This is a bold statement and one we should all take to heart. Understand them and tear down the barriers. It is crucial that students have mentors and older adults in their lives that walk beside them and disciple them. Chap Clark and Kara Powell have written a book called Sticky Faith. In this book they argue for a child to remain faithful after high school they must have five faithful adults in their lives. So, it is vital that we break down barriers in our relationships with those younger than us.
4) “In every person there is a desire, an innate longing, toward some special goal or achievement. Each of us has his place to fill. Each of us has his talent--be it ever so humble. That is why it is up to you who have the supervision of us of less ripe experience to guide us sympathetically, and to help us find, encourage, and develop our special abilities and talents. Study us. Make us realize that you respect us as fellow human beings, that you have confidence in us, and, above all, that you expect us to live up to the highest ideals, and to the best that is in us.”
Cultivate their CONTRIBUTION ability and skills. Yes, everything in faith and leadership formation of the emerging generations comes back to the concept of contribution. Why? Because it matters. Help them identify, foster, and build upon their gifts.
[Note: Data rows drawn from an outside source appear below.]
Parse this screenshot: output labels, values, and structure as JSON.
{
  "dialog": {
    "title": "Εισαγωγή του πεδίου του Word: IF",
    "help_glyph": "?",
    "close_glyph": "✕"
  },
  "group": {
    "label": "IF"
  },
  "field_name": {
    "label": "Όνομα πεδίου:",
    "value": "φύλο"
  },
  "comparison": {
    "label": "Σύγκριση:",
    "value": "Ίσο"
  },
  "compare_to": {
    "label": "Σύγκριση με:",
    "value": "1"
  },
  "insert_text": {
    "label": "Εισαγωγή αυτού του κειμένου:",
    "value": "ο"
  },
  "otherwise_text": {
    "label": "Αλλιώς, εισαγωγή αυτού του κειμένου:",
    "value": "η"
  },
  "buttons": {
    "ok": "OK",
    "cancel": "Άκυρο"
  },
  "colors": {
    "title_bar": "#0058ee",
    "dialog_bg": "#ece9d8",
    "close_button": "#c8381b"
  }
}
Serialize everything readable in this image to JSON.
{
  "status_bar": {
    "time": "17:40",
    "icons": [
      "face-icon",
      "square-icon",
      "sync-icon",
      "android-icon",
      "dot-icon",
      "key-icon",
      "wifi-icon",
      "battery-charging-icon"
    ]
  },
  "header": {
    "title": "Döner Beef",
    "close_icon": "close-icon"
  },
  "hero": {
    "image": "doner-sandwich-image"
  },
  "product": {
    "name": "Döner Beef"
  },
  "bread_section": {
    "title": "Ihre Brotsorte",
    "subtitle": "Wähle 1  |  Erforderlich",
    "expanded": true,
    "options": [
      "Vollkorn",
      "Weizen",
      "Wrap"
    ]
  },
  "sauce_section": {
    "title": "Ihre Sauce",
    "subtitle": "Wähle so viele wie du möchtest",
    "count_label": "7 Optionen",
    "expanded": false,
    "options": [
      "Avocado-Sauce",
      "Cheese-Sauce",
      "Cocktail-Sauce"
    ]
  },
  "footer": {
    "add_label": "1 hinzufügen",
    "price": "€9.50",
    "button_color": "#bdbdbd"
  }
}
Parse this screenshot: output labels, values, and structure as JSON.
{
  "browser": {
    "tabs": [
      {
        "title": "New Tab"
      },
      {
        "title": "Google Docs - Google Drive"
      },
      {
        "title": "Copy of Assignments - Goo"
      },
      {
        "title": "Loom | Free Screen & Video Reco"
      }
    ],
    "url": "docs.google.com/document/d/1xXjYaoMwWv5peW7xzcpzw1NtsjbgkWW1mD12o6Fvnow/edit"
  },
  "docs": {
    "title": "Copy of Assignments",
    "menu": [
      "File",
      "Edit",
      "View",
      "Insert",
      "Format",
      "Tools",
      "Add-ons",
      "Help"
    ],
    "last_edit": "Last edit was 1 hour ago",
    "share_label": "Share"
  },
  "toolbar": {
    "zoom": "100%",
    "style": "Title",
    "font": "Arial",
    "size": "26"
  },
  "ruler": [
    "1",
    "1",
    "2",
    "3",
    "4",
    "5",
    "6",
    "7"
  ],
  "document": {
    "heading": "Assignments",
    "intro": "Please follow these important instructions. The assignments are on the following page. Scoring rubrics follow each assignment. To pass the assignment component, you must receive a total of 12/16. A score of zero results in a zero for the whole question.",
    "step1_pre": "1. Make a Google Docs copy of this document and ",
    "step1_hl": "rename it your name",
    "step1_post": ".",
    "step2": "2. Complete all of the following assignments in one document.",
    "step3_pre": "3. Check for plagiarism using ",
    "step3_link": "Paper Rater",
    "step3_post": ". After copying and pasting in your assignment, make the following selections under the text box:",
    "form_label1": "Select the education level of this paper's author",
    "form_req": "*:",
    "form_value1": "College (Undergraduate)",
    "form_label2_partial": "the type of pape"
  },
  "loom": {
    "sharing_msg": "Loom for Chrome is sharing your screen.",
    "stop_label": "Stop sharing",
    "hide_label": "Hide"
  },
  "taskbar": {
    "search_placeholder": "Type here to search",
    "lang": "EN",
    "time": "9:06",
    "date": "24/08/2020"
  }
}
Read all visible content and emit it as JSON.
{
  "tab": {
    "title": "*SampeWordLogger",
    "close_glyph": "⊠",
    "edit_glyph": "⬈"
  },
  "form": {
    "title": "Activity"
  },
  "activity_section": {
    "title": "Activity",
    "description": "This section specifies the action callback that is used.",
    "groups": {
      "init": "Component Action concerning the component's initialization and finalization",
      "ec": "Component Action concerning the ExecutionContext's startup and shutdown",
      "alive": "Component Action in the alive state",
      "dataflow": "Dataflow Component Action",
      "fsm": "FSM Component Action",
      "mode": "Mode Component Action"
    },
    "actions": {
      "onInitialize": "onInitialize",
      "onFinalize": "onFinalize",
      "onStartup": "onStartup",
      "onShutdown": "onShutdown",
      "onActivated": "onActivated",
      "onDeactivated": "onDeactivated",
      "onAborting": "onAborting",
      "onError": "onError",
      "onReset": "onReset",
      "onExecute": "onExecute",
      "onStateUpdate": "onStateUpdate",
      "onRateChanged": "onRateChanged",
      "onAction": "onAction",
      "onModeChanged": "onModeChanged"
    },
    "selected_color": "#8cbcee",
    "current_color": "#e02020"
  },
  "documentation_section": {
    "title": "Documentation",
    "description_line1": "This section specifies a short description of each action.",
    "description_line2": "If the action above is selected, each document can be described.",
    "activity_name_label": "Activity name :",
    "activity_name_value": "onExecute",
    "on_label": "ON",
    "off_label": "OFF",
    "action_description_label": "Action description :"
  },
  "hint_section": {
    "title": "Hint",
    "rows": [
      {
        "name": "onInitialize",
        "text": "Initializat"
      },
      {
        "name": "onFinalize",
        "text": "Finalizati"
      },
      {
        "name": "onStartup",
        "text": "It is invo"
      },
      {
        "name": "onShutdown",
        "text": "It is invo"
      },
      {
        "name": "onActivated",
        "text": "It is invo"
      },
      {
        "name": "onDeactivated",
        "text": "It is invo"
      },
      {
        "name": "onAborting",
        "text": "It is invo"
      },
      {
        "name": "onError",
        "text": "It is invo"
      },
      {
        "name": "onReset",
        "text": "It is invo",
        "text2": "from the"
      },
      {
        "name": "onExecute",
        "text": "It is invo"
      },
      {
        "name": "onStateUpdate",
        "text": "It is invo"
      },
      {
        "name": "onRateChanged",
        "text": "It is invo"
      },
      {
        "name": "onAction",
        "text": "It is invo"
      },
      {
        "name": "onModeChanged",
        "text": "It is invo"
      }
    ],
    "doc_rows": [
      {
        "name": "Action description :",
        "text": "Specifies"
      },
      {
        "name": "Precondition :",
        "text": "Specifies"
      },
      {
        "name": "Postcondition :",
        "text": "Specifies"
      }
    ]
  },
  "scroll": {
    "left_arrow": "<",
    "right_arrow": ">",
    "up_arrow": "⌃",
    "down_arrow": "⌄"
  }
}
Provide them opportunities to contribute to society.
Let me end this blog post with a powerful proclamation from Ms. Page:
“Oh, parents, parents everywhere, point out to us the ideals of truly glorious and upright living! Believe in us, that we may learn to believe in ourselves, in humanity, in God! Be the living examples of your teachings, that you may inspire us with hope and courage, understanding and truth, love and faith. Remember that we are the parents of the future. Help us to be worthy of the sacred trust that will be ours. Make your lives such an inspiration to us that we in our turn will strive to become an inspiration to our children and to the ages! Is it too much to ask?”
A FLAPPER'S APPEAL TO PARENTS BY ELLEN WELLES PAGE